What makes us worry is that people are getting killed. Homes and businesses are being robbed, many in broad daylight. Laws are being violated, with no steps being taken to address them. In this city, impunity is the name of the game.

Dead and cold

It’s been more than five months now since block-time broadcaster Neil “Lito” Jimena was shot in cold blood in the town of E. B. Magalona, Negros Occidental by apparent guns-for-hire “riding in tandem”. Two suspects have been charged before the Negros Occidental Provincial Prosecutor’s Office about a month later after eyewitnesses positively identified them as the culprits. Nothing has been heard about the case since then. If it were a radio set, only the hissing sound of static — empty radio signal — could be heard from it.

The silence is suspicious.

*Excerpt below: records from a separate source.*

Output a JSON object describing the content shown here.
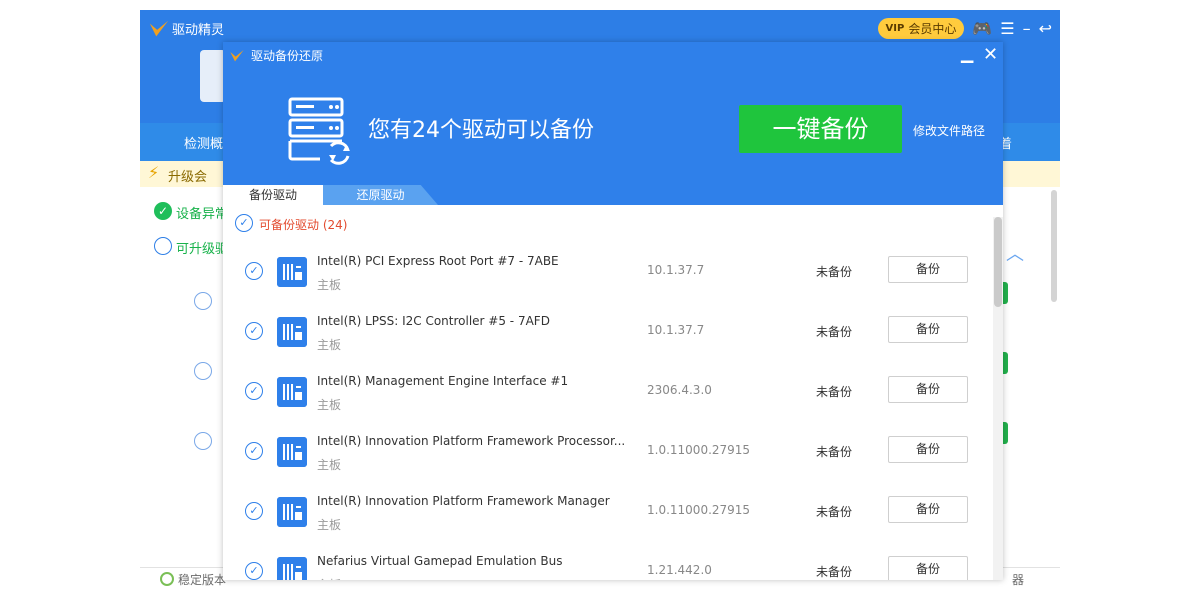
{
  "app": {
    "title": "驱动精灵",
    "vip_center": "会员中心",
    "vip_badge": "VIP",
    "nav_left": "检测概",
    "nav_right": "着",
    "upgrade_text": "升级会",
    "status_ok": "设备异常",
    "status_upgrade": "可升级驱",
    "bottom_left": "稳定版本",
    "bottom_right": "器"
  },
  "modal": {
    "title": "驱动备份还原",
    "headline": "您有24个驱动可以备份",
    "backup_all": "一键备份",
    "change_path": "修改文件路径",
    "tabs": [
      {
        "label": "备份驱动"
      },
      {
        "label": "还原驱动"
      }
    ],
    "section_title": "可备份驱动  (24)",
    "rows": [
      {
        "name": "Intel(R) PCI Express Root Port #7 - 7ABE",
        "category": "主板",
        "version": "10.1.37.7",
        "status": "未备份",
        "action": "备份"
      },
      {
        "name": "Intel(R) LPSS: I2C Controller #5 - 7AFD",
        "category": "主板",
        "version": "10.1.37.7",
        "status": "未备份",
        "action": "备份"
      },
      {
        "name": "Intel(R) Management Engine Interface #1",
        "category": "主板",
        "version": "2306.4.3.0",
        "status": "未备份",
        "action": "备份"
      },
      {
        "name": "Intel(R) Innovation Platform Framework Processor...",
        "category": "主板",
        "version": "1.0.11000.27915",
        "status": "未备份",
        "action": "备份"
      },
      {
        "name": "Intel(R) Innovation Platform Framework Manager",
        "category": "主板",
        "version": "1.0.11000.27915",
        "status": "未备份",
        "action": "备份"
      },
      {
        "name": "Nefarius Virtual Gamepad Emulation Bus",
        "category": "主板",
        "version": "1.21.442.0",
        "status": "未备份",
        "action": "备份"
      }
    ]
  },
  "colors": {
    "primary": "#2f80ea",
    "green_button": "#1fc53d",
    "section_title": "#e34b2f"
  }
}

The police had positive identification. There was even a CCTV video that showed the victim during his last few moments, with the alleged gunmen visible in the background. Right from the start, we received A-1 information from intelligence sources that the assailants were hired by a powerful figure in Iloilo City. The victim appears to have been lured to go home to E. B. Magalona that weekend. It was a set-up. There was a deluge of death threats in his cell phone. The victim had also revealed to friends and colleagues that his life was in danger.

First, why did the Philippine National Police (PNP) stop dead in its tracks? The investigation was not yet over. Only the alleged assailants were identified. Certainly, the investigation shouldn’t have ended there. We expected the PNP to send investigators to talk with Jimena’s colleagues in Iloilo City. These individuals could have provided clues on the mastermind behind the killing. I, for one, received text messages from Jimena that can shine a bright beam of light on the case.

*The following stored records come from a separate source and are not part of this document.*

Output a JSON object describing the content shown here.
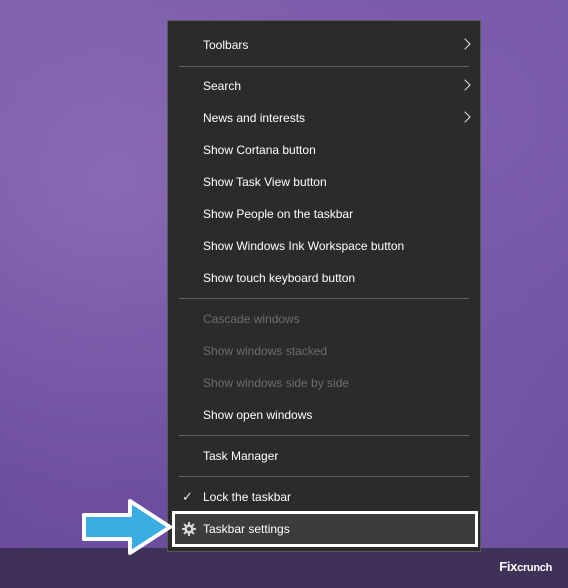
{
  "menu": {
    "toolbars": "Toolbars",
    "search": "Search",
    "news": "News and interests",
    "cortana": "Show Cortana button",
    "taskview": "Show Task View button",
    "people": "Show People on the taskbar",
    "ink": "Show Windows Ink Workspace button",
    "touch_keyboard": "Show touch keyboard button",
    "cascade": "Cascade windows",
    "stacked": "Show windows stacked",
    "side_by_side": "Show windows side by side",
    "open_windows": "Show open windows",
    "task_manager": "Task Manager",
    "lock": "Lock the taskbar",
    "taskbar_settings": "Taskbar settings"
  },
  "icons": {
    "submenu": "chevron-right-icon",
    "check": "checkmark-icon",
    "settings": "gear-icon",
    "pointer": "arrow-right-icon"
  },
  "watermark": {
    "brand_prefix": "Fix",
    "brand_suffix": "crunch"
  },
  "colors": {
    "menu_bg": "#2b2b2b",
    "text": "#ffffff",
    "disabled_text": "#6d6d6d",
    "arrow": "#3aaee0"
  }
}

And what about the CCTV footage? That was supposedly sent by the Task Force Jimena to Camp Crame for forensics examination and get the images enhanced. After five months, there should be helpful results by now. But we have not heard anything. It’s as if the case was just closed with hardly a whimper. The PNP no longer demonstrated interest in pursuing the case. In effect, even the alleged triggerman and his accomplice-driver would not have to face trial. Justice will never be done for Lito Jimena

This development is disturbing. It reinforces the perception that the culture of impunity in which media workers are murdered without their culprits being punished persists, and shows no sign of abating. An investigative report published by the Philippine Center for Investigative Journalism (PCIJ) shows there have been 120 media murders since freedom of the press was restored in the country in 1986. That is a high price to pay for the right to report the truth freely.

Only about 8 percent of the cases have resulted in conviction. More than half never even reached the courts, according to PCIJ. Apparently, the forces of government are no match to the power of the individuals who ordered these killings. This is a weakness in our law enforcement system that leaves the media profession highly vulnerable. And it’s not farfetched to think that most young journalists would rather stay away from danger than pursue stories fearlessly. Indeed, with the pittance that most Filipino journalists get for their work, it’s hard to courageous in the journalism sense of the word.

How many more journalists will have to pay with their lives to earn the right to report the truth freely? The case of Dr. Gerry Ortega of Puerto Princesa is now gaining prominence once more as the media profession have closed ranks to protest the failure of law enforcers to pin down the culprits. Fear for one’s life is worse than libel in discouraging journalists from angering powerful public officials. The lack of interest on the part of the Aquino government to end this culture of impunity makes it part of the problem.

There are ugly rumors that a powerful politician has pressured the PNP to step on the brakes in pursuing the case. It’s not hard to believe these rumors, because there is no logical explanation for the sudden “cold and dead” status of the case. An investigation doesn’t just lose steam when it is hot on a lead. There has to be an external stimulus to make that happen. It would be unfortunate if this is true. The PNP ceases to be the protector of our freedoms. It is once again becoming a tool for dirty politicians